(Excerpts from an interface dataset)
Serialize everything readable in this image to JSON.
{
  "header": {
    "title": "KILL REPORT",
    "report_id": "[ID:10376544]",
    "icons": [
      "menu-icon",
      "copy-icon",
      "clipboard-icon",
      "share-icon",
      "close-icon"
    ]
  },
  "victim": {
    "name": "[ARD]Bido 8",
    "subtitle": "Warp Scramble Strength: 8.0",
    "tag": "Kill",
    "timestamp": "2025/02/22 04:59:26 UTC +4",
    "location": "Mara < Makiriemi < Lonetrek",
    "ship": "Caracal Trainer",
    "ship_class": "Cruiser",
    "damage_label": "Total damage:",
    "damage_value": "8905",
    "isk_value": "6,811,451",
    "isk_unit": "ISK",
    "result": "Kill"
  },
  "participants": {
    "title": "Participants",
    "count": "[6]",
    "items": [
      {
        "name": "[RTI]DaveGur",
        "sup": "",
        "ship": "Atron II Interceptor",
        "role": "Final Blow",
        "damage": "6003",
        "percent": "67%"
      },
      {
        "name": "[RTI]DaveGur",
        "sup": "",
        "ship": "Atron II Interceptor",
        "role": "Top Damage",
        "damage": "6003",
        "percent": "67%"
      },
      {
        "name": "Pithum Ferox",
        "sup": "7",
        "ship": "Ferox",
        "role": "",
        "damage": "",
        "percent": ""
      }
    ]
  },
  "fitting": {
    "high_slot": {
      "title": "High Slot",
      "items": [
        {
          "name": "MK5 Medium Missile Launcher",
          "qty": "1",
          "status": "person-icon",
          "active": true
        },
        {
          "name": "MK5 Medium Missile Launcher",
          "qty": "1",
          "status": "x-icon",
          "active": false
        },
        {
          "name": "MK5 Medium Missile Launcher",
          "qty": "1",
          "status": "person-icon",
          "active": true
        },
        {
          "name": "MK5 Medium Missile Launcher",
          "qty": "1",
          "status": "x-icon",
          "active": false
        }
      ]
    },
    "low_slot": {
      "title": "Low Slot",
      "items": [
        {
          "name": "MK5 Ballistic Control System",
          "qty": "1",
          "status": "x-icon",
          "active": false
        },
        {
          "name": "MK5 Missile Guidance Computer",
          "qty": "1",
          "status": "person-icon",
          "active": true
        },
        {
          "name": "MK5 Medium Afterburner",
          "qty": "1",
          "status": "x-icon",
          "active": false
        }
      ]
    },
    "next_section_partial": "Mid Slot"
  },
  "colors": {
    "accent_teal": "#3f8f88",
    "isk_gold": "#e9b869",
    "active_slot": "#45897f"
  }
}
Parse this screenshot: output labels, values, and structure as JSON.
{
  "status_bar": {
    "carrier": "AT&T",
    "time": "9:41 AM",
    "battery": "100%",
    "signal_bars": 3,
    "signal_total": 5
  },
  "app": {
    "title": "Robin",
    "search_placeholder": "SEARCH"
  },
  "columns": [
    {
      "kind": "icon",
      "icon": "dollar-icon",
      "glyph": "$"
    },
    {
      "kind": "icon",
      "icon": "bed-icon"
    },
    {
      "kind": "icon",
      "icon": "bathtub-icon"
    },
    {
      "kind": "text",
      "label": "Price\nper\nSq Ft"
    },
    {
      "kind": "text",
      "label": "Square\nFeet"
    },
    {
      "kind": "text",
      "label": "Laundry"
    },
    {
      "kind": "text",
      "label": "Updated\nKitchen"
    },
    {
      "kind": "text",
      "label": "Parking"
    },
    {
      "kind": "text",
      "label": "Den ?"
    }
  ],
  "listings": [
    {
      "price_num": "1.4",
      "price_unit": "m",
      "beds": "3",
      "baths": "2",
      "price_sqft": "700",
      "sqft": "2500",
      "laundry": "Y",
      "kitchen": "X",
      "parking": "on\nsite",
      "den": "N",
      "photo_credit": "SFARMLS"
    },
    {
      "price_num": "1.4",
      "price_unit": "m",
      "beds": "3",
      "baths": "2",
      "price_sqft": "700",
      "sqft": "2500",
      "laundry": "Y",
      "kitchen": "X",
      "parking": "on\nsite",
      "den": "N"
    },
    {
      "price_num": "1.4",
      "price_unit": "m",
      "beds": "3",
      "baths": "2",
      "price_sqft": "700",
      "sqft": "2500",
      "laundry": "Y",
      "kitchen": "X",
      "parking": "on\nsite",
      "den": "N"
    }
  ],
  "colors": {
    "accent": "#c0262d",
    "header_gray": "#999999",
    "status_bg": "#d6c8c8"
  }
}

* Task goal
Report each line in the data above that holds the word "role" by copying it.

* Solution for this problem
        "role": "Final Blow",
        "role": "Top Damage",
        "role": "",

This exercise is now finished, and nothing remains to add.